*** Opening of RECORDS PROVIDED ***

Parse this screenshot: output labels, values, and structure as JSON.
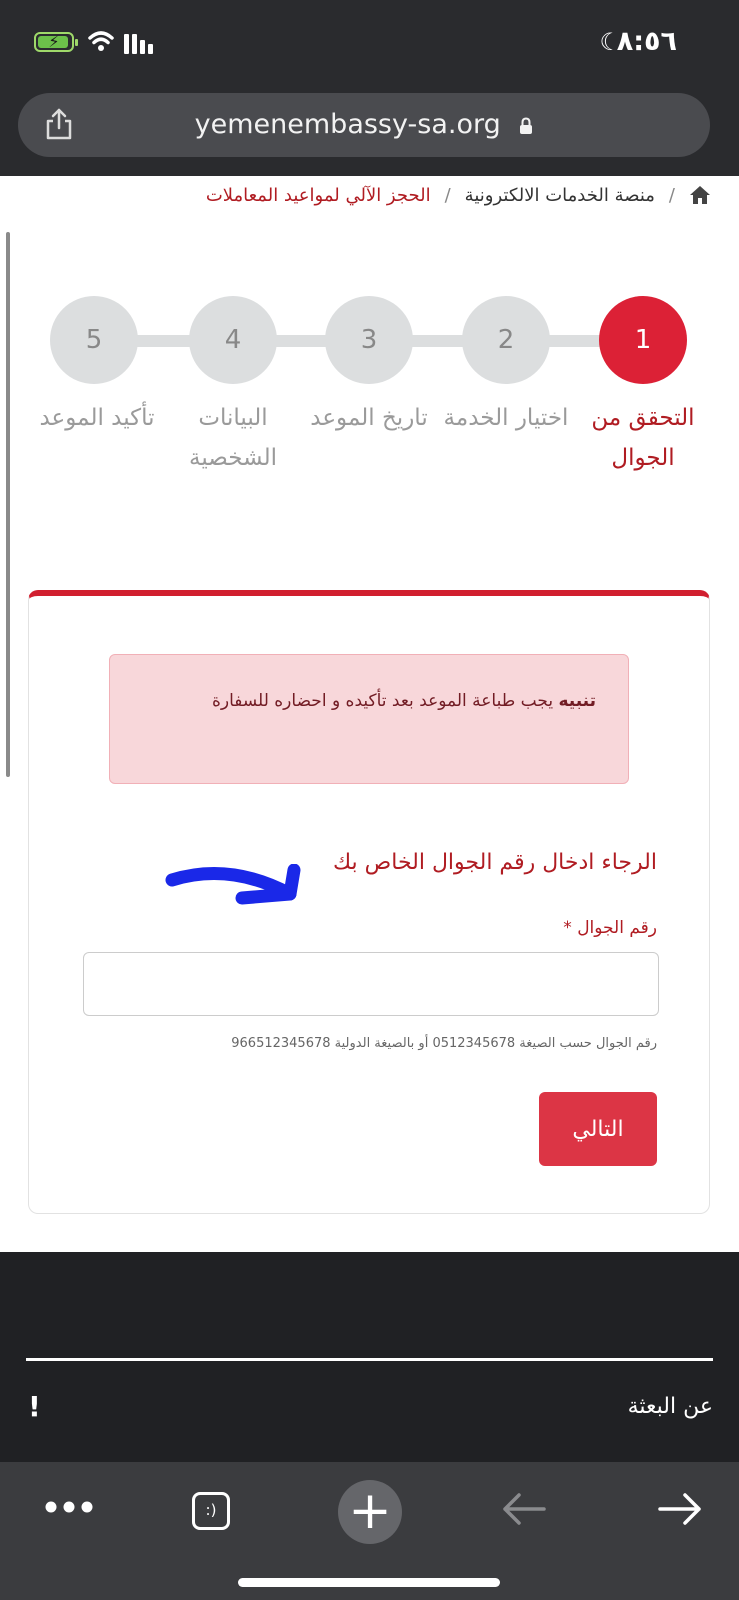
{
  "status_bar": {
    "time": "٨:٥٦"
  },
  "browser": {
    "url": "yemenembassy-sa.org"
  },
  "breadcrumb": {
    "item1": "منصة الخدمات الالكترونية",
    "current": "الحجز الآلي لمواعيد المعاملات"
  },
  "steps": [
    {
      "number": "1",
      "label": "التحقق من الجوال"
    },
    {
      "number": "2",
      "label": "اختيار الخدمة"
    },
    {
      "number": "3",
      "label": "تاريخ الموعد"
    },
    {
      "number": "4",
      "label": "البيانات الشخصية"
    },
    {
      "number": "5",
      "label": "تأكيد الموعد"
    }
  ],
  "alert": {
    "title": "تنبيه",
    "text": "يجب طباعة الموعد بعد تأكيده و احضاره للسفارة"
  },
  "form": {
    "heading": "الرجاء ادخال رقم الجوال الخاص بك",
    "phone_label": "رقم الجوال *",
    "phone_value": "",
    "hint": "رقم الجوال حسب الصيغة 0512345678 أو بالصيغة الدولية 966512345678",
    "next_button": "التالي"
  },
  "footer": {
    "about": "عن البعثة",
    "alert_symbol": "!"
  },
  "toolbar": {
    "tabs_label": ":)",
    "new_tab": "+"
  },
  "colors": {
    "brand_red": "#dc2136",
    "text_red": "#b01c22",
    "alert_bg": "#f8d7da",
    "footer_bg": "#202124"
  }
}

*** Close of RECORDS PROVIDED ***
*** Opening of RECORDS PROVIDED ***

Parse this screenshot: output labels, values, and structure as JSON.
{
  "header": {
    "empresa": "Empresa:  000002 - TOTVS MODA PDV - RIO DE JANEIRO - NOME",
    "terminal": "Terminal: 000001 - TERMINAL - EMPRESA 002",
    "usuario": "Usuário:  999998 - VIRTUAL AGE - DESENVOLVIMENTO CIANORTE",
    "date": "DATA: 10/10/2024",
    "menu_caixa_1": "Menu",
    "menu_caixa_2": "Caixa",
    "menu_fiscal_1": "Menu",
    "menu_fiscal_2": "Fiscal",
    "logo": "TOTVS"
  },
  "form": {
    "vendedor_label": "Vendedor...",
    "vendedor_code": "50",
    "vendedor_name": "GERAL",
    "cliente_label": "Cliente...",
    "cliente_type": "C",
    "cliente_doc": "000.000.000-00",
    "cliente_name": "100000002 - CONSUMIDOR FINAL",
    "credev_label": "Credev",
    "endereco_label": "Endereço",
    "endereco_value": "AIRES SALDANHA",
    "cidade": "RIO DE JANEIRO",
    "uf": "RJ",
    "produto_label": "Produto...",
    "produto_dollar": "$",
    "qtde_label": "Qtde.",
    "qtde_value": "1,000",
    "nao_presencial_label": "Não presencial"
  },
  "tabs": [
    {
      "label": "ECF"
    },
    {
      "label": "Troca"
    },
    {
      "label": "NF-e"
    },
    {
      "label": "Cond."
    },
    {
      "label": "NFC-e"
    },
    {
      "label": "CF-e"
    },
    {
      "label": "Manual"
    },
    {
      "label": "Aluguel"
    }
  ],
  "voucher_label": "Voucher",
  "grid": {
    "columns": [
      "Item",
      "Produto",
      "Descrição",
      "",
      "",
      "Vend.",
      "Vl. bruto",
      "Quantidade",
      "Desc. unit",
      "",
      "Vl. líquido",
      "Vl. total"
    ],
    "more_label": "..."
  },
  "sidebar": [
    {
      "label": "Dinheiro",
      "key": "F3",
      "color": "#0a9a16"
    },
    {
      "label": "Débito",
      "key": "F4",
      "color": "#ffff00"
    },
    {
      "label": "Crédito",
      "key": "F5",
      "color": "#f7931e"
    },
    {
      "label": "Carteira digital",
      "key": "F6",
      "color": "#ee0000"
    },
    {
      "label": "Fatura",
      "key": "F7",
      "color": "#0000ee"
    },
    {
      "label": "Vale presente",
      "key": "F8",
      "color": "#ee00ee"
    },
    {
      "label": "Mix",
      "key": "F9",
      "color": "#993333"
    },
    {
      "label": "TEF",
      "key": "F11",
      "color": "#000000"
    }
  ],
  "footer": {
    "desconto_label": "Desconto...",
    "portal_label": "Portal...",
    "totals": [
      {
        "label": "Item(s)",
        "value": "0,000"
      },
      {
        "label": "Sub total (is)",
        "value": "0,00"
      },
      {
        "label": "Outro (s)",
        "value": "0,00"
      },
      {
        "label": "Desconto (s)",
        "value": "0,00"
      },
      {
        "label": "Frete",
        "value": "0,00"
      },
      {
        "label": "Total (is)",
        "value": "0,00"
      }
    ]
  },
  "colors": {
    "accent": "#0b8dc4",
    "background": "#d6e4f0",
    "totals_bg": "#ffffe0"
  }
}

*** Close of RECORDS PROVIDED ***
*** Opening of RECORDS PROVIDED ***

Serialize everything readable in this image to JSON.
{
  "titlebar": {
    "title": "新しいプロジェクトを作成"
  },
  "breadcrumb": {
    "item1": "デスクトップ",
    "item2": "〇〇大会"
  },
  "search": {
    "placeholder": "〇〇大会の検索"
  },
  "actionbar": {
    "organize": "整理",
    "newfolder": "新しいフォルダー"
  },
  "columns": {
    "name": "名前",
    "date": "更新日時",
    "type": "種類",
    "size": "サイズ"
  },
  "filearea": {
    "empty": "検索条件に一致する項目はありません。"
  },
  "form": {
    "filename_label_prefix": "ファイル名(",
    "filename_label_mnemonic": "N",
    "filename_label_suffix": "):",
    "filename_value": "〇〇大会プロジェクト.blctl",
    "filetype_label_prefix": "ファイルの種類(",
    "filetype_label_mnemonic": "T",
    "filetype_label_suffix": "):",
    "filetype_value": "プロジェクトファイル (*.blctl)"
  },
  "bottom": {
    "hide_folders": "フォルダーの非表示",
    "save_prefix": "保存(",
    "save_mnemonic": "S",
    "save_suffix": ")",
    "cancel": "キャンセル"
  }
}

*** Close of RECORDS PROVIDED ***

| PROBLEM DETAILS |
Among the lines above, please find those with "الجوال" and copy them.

| SOLUTION FOR THIS EXERCISE |
      "label": "التحقق من الجوال"
    "heading": "الرجاء ادخال رقم الجوال الخاص بك",
    "phone_label": "رقم الجوال *",
    "hint": "رقم الجوال حسب الصيغة 0512345678 أو بالصيغة الدولية 966512345678",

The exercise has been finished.